**EXERCISE DESCRIPTION**
Set the following entries down again exactly, line by line.

App and web page records
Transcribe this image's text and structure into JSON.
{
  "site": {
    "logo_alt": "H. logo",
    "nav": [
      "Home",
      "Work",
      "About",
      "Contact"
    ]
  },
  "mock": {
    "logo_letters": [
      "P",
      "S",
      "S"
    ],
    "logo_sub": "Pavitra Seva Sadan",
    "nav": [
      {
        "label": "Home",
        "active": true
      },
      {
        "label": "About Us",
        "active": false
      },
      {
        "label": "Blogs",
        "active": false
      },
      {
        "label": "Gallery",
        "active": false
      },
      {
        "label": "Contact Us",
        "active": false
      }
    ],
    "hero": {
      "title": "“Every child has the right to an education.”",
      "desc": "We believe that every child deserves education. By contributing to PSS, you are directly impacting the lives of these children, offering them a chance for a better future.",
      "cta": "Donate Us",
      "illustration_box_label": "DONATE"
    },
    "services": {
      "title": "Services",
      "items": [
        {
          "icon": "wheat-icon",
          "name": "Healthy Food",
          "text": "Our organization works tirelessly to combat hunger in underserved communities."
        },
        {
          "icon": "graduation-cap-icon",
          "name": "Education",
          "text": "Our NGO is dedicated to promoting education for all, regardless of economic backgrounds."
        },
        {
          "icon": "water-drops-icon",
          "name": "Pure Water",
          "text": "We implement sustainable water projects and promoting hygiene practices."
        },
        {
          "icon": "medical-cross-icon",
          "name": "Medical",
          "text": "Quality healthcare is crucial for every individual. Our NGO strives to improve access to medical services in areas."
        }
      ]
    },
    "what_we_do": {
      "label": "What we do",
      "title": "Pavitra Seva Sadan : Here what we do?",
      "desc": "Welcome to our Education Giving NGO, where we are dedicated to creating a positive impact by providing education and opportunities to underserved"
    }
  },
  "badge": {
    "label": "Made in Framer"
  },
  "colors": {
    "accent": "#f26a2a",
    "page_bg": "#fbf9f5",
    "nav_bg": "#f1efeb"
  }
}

**WRITTEN ANSWER**
Transcribe this image's text and structure into JSON.
{
  "site": {
    "logo_alt": "H. logo",
    "nav": [
      "Home",
      "Work",
      "About",
      "Contact"
    ]
  },
  "mock": {
    "logo_letters": [
      "P",
      "S",
      "S"
    ],
    "logo_sub": "Pavitra Seva Sadan",
    "nav": [
      {
        "label": "Home",
        "active": true
      },
      {
        "label": "About Us",
        "active": false
      },
      {
        "label": "Blogs",
        "active": false
      },
      {
        "label": "Gallery",
        "active": false
      },
      {
        "label": "Contact Us",
        "active": false
      }
    ],
    "hero": {
      "title": "“Every child has the right to an education.”",
      "desc": "We believe that every child deserves education. By contributing to PSS, you are directly impacting the lives of these children, offering them a chance for a better future.",
      "cta": "Donate Us",
      "illustration_box_label": "DONATE"
    },
    "services": {
      "title": "Services",
      "items": [
        {
          "icon": "wheat-icon",
          "name": "Healthy Food",
          "text": "Our organization works tirelessly to combat hunger in underserved communities."
        },
        {
          "icon": "graduation-cap-icon",
          "name": "Education",
          "text": "Our NGO is dedicated to promoting education for all, regardless of economic backgrounds."
        },
        {
          "icon": "water-drops-icon",
          "name": "Pure Water",
          "text": "We implement sustainable water projects and promoting hygiene practices."
        },
        {
          "icon": "medical-cross-icon",
          "name": "Medical",
          "text": "Quality healthcare is crucial for every individual. Our NGO strives to improve access to medical services in areas."
        }
      ]
    },
    "what_we_do": {
      "label": "What we do",
      "title": "Pavitra Seva Sadan : Here what we do?",
      "desc": "Welcome to our Education Giving NGO, where we are dedicated to creating a positive impact by providing education and opportunities to underserved"
    }
  },
  "badge": {
    "label": "Made in Framer"
  },
  "colors": {
    "accent": "#f26a2a",
    "page_bg": "#fbf9f5",
    "nav_bg": "#f1efeb"
  }
}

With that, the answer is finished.